In developed countries, the Back pain affects more than 70 percent of the population at some point in their lives, and lower back problems are the main cause of health care demand in adults, causing an annual cost equivalent to 1.7% of the Gross Domestic Product.
More than 70% of the costs generated by low back pain are also attributed to chronic patients (those who suffer back pain for more than three months) despite the fact that they represent less than 20% of the total.
Dr. Francisco M. Kovacs, president of the Kovacs Foundation and co-author of the study, affirms that most of these costs are due to the decrease in the activity of those affected, especially to sick leave, which highlights the importance of prevent or reduce the disability of those affected.
Due to the high prevalence of back complaints and their consequences, a group of Spanish researchers has carried out a study, recently published in the journal Pain Medicine, to determine the influence of the psychological factors about the degree of disability caused by these pathologies. 52 doctors and psychologists of the Kovacs Foundation, several Universities, and 123 patients treated in Units of Pain of nine Spanish hospitals participated in this study.
Previous research had found that the disability generated by low back pain was directly associated with feelings such as fear and catastrophism, that is, those patients who dramatized their situation, suffered a more limiting pain
Dr. Jenny Moix, lead author of the study and professor of psychology at the Autonomous University of Barcelona, explained that previous research had found that the disability generated by back pain was directly associated with feelings such as fear and catastrophism, is say, that those patients who dramatized their situation, suffered a more limiting pain.

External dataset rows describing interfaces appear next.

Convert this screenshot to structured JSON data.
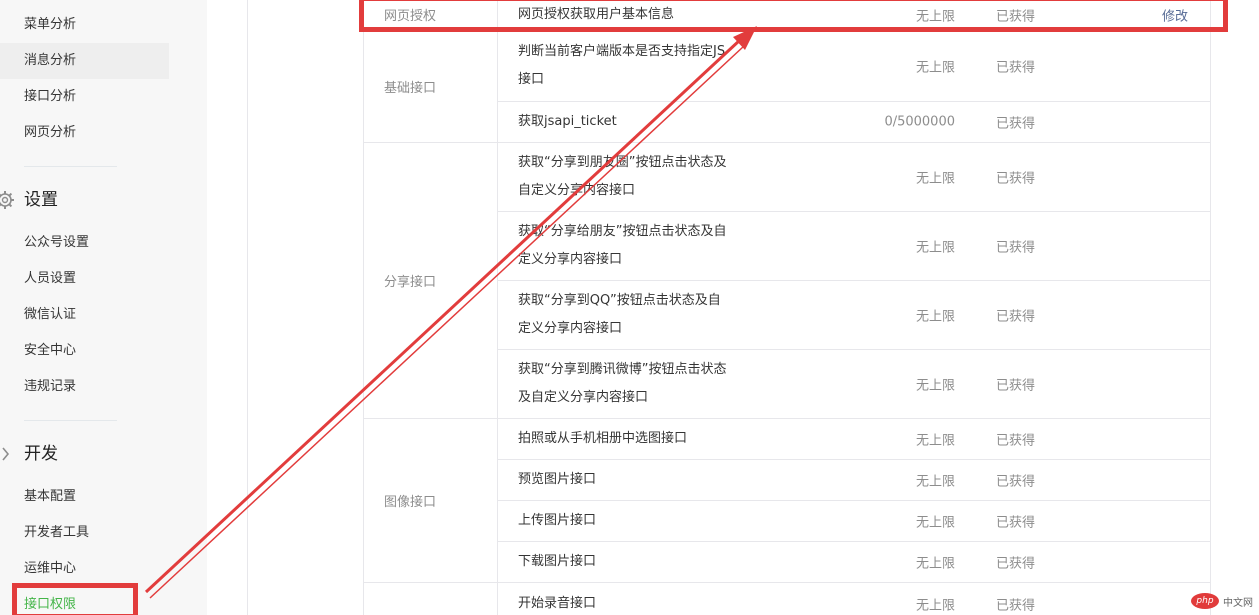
{
  "sidebar": {
    "top_items": [
      {
        "label": "菜单分析"
      },
      {
        "label": "消息分析"
      },
      {
        "label": "接口分析"
      },
      {
        "label": "网页分析"
      }
    ],
    "settings": {
      "title": "设置",
      "items": [
        {
          "label": "公众号设置"
        },
        {
          "label": "人员设置"
        },
        {
          "label": "微信认证"
        },
        {
          "label": "安全中心"
        },
        {
          "label": "违规记录"
        }
      ]
    },
    "dev": {
      "title": "开发",
      "items": [
        {
          "label": "基本配置"
        },
        {
          "label": "开发者工具"
        },
        {
          "label": "运维中心"
        },
        {
          "label": "接口权限"
        }
      ]
    }
  },
  "table": {
    "top_row": {
      "category": "网页授权",
      "name": "网页授权获取用户基本信息",
      "quota": "无上限",
      "status": "已获得",
      "action": "修改"
    },
    "groups": [
      {
        "category": "基础接口",
        "rows": [
          {
            "name": "判断当前客户端版本是否支持指定JS接口",
            "quota": "无上限",
            "status": "已获得"
          },
          {
            "name": "获取jsapi_ticket",
            "quota": "0/5000000",
            "status": "已获得"
          }
        ]
      },
      {
        "category": "分享接口",
        "rows": [
          {
            "name": "获取“分享到朋友圈”按钮点击状态及自定义分享内容接口",
            "quota": "无上限",
            "status": "已获得"
          },
          {
            "name": "获取“分享给朋友”按钮点击状态及自定义分享内容接口",
            "quota": "无上限",
            "status": "已获得"
          },
          {
            "name": "获取“分享到QQ”按钮点击状态及自定义分享内容接口",
            "quota": "无上限",
            "status": "已获得"
          },
          {
            "name": "获取“分享到腾讯微博”按钮点击状态及自定义分享内容接口",
            "quota": "无上限",
            "status": "已获得"
          }
        ]
      },
      {
        "category": "图像接口",
        "rows": [
          {
            "name": "拍照或从手机相册中选图接口",
            "quota": "无上限",
            "status": "已获得"
          },
          {
            "name": "预览图片接口",
            "quota": "无上限",
            "status": "已获得"
          },
          {
            "name": "上传图片接口",
            "quota": "无上限",
            "status": "已获得"
          },
          {
            "name": "下载图片接口",
            "quota": "无上限",
            "status": "已获得"
          }
        ]
      },
      {
        "category": "",
        "rows": [
          {
            "name": "开始录音接口",
            "quota": "无上限",
            "status": "已获得"
          }
        ]
      }
    ]
  },
  "watermark": {
    "logo": "php",
    "text": "中文网"
  },
  "colors": {
    "annotation_red": "#e23c3c",
    "active_green": "#44b549",
    "link_blue": "#576b95"
  }
}
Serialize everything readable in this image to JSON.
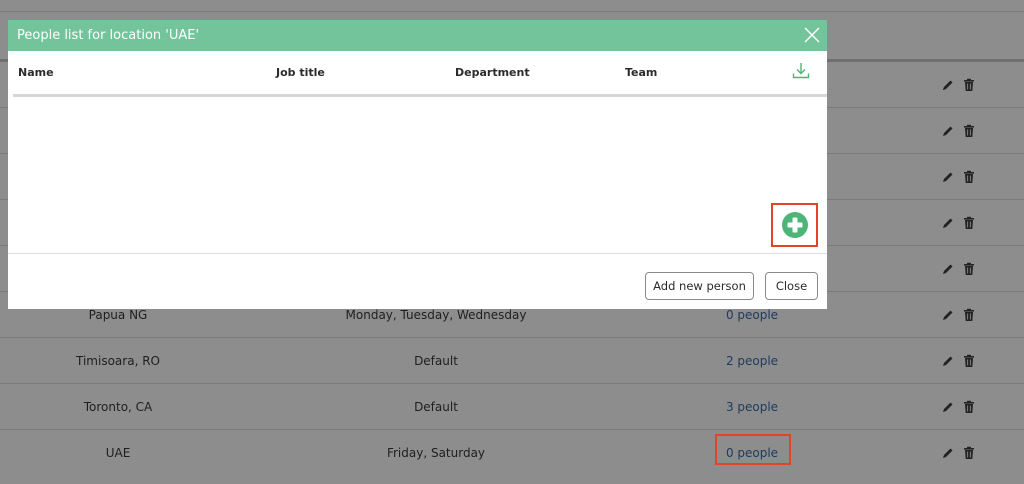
{
  "modal": {
    "title": "People list for location 'UAE'",
    "columns": {
      "name": "Name",
      "job_title": "Job title",
      "department": "Department",
      "team": "Team"
    },
    "add_button": "Add new person",
    "close_button": "Close"
  },
  "rows": [
    {
      "name": "Papua NG",
      "days": "Monday, Tuesday, Wednesday",
      "people": "0 people"
    },
    {
      "name": "Timisoara, RO",
      "days": "Default",
      "people": "2 people"
    },
    {
      "name": "Toronto, CA",
      "days": "Default",
      "people": "3 people"
    },
    {
      "name": "UAE",
      "days": "Friday, Saturday",
      "people": "0 people"
    }
  ],
  "icons": {
    "edit": "pencil-icon",
    "delete": "trash-icon",
    "download": "download-icon",
    "add": "plus-circle-icon",
    "close": "close-icon"
  },
  "colors": {
    "header": "#73c39b",
    "add_icon": "#4fb477",
    "highlight": "#e0442a",
    "link": "#1e3a5c"
  }
}
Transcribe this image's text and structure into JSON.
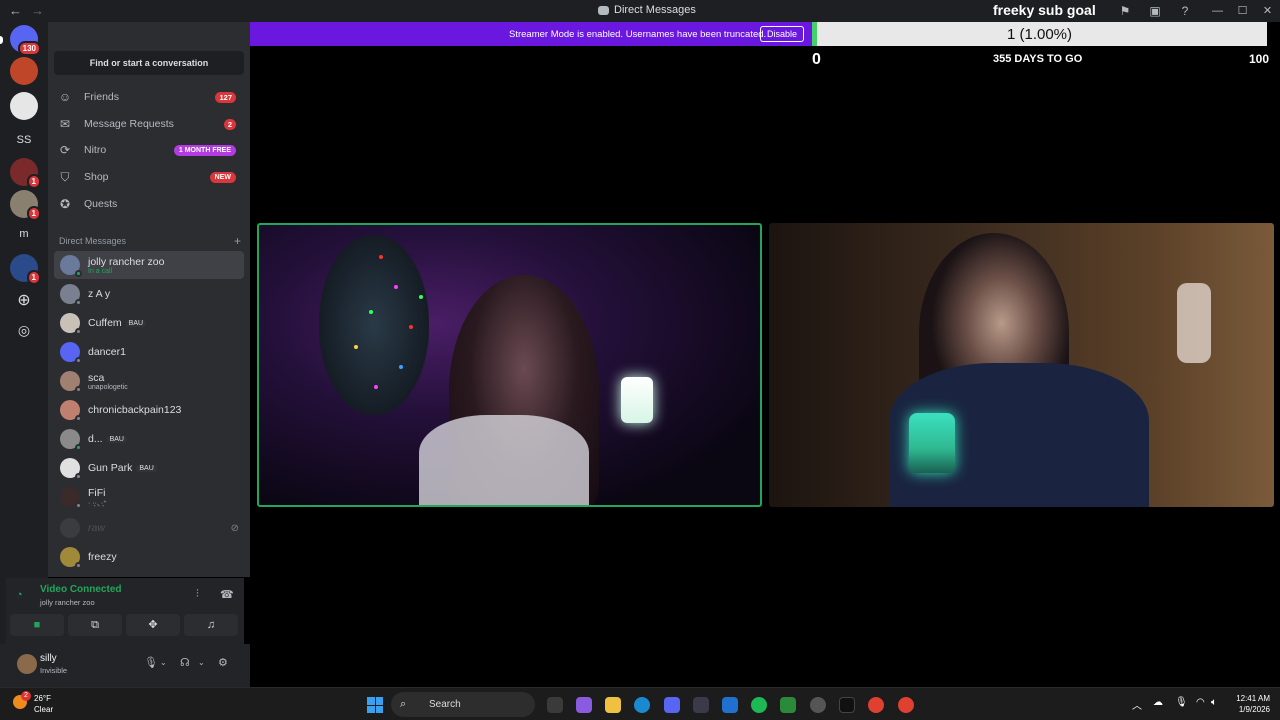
{
  "window": {
    "title": "Direct Messages",
    "back_icon": "←",
    "forward_icon": "→"
  },
  "banner": {
    "text": "Streamer Mode is enabled. Usernames have been truncated.",
    "button": "Disable"
  },
  "goal": {
    "title": "freeky sub goal",
    "current": 1,
    "target": 100,
    "progress_label": "1 (1.00%)",
    "progress_fraction": 0.01,
    "min_label": "0",
    "max_label": "100",
    "days_label": "355 DAYS TO GO"
  },
  "servers": [
    {
      "label": "",
      "badge": "130",
      "color": "#5865f2"
    },
    {
      "label": "",
      "badge": "",
      "color": "#c0462a"
    },
    {
      "label": "",
      "badge": "",
      "color": "#e6e6e6"
    },
    {
      "label": "SS",
      "badge": ""
    },
    {
      "label": "",
      "badge": "1",
      "color": "#7a2a2a"
    },
    {
      "label": "",
      "badge": "1",
      "color": "#8a8070"
    },
    {
      "label": "m",
      "badge": ""
    },
    {
      "label": "",
      "badge": "1",
      "color": "#2a4a8a"
    }
  ],
  "sidebar": {
    "find_label": "Find or start a conversation",
    "nav": [
      {
        "label": "Friends",
        "count": "127"
      },
      {
        "label": "Message Requests",
        "count": "2"
      },
      {
        "label": "Nitro",
        "promo": "1 MONTH FREE"
      },
      {
        "label": "Shop",
        "promo": "NEW"
      },
      {
        "label": "Quests"
      }
    ],
    "dm_header": "Direct Messages",
    "dms": [
      {
        "name": "jolly rancher zoo",
        "sub": "In a call"
      },
      {
        "name": "z A y"
      },
      {
        "name": "Cuffem",
        "tag": "BAU"
      },
      {
        "name": "dancer1"
      },
      {
        "name": "sca",
        "sub": "unapologetic"
      },
      {
        "name": "chronicbackpain123"
      },
      {
        "name": "d...",
        "tag": "BAU"
      },
      {
        "name": "Gun Park",
        "tag": "BAU"
      },
      {
        "name": "FiFi",
        "sub": "· ·͙·.͙ ·͙⁺"
      },
      {
        "name": "raw"
      },
      {
        "name": "freezy"
      }
    ]
  },
  "voice": {
    "status": "Video Connected",
    "channel": "jolly rancher zoo"
  },
  "user": {
    "name": "silly",
    "status": "Invisible"
  },
  "taskbar": {
    "temp": "26°F",
    "condition": "Clear",
    "weather_badge": "2",
    "search": "Search",
    "time": "12:41 AM",
    "date": "1/9/2026"
  },
  "colors": {
    "accent_purple": "#6a17e0",
    "online_green": "#23a55a",
    "badge_red": "#da373c",
    "nitro_pink": "#b23ce2"
  }
}
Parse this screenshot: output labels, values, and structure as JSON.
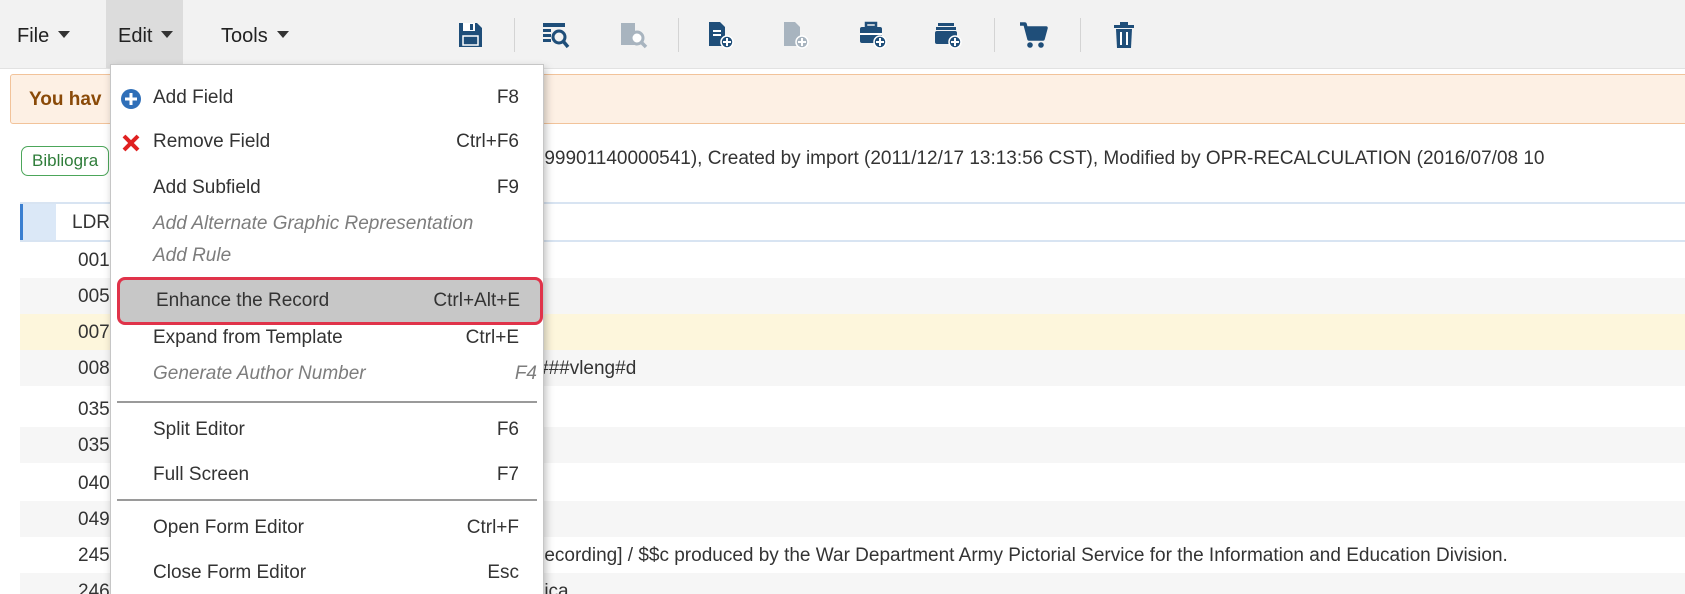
{
  "menubar": {
    "file": "File",
    "edit": "Edit",
    "tools": "Tools"
  },
  "toolbar": {
    "icons": [
      "save-icon",
      "search-record-icon",
      "search-record-disabled-icon",
      "new-record-icon",
      "new-record-disabled-icon",
      "new-portfolio-icon",
      "new-collection-icon",
      "cart-icon",
      "trash-icon"
    ]
  },
  "warning": {
    "text": "You hav"
  },
  "record": {
    "badge": "Bibliogra",
    "info": "(99901140000541), Created by import (2011/12/17 13:13:56 CST), Modified by OPR-RECALCULATION (2016/07/08 10"
  },
  "ldr": {
    "tag": "LDR"
  },
  "fields": [
    {
      "tag": "001",
      "value": ""
    },
    {
      "tag": "005",
      "value": ""
    },
    {
      "tag": "007",
      "value": ""
    },
    {
      "tag": "008",
      "value": "###vleng#d"
    },
    {
      "tag": "035",
      "value": ""
    },
    {
      "tag": "035",
      "value": ""
    },
    {
      "tag": "040",
      "value": ""
    },
    {
      "tag": "049",
      "value": ""
    },
    {
      "tag": "245",
      "value": "recording] / $$c produced by the War Department Army Pictorial Service for the Information and Education Division."
    },
    {
      "tag": "246",
      "value": "rica"
    }
  ],
  "edit_menu": {
    "items": [
      {
        "label": "Add Field",
        "shortcut": "F8"
      },
      {
        "label": "Remove Field",
        "shortcut": "Ctrl+F6"
      },
      {
        "label": "Add Subfield",
        "shortcut": "F9"
      },
      {
        "label": "Add Alternate Graphic Representation",
        "shortcut": ""
      },
      {
        "label": "Add Rule",
        "shortcut": ""
      },
      {
        "label": "Enhance the Record",
        "shortcut": "Ctrl+Alt+E"
      },
      {
        "label": "Expand from Template",
        "shortcut": "Ctrl+E"
      },
      {
        "label": "Generate Author Number",
        "shortcut": "F4"
      },
      {
        "label": "Split Editor",
        "shortcut": "F6"
      },
      {
        "label": "Full Screen",
        "shortcut": "F7"
      },
      {
        "label": "Open Form Editor",
        "shortcut": "Ctrl+F"
      },
      {
        "label": "Close Form Editor",
        "shortcut": "Esc"
      }
    ]
  },
  "colors": {
    "highlight_border": "#e0334a",
    "toolbar_icon": "#1f4e79",
    "disabled_icon": "#a8b4bf"
  }
}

In other studies it has been observed that, in addition, cultural factors influence psychological factors and, for example, studies conducted with Spanish patients showed that some of these factors, such as avoidance behavior, catastrophism or even fear, did not produce no relevant effect on them.
Research with Spanish patients has shown that the level of anxiety presented by these patients is the only psychological factor that is related to the degree of disability caused by back pain. But understanding this level of anxiety, as Professor Moix explains, as anxious as an individual (trait of his personality) and not as anxiety that can show in a particular situation or time.
Dr. Kovacs points out that, according to the data obtained, new studies are needed to check whether back pain and the resulting disability "is worse in those patients with more anxious personalities" and if, if so, establish targeted treatments To reduce the anxiety of those patients, it would also improve their pain and the disability they suffer.
Source: Kovacs Foundation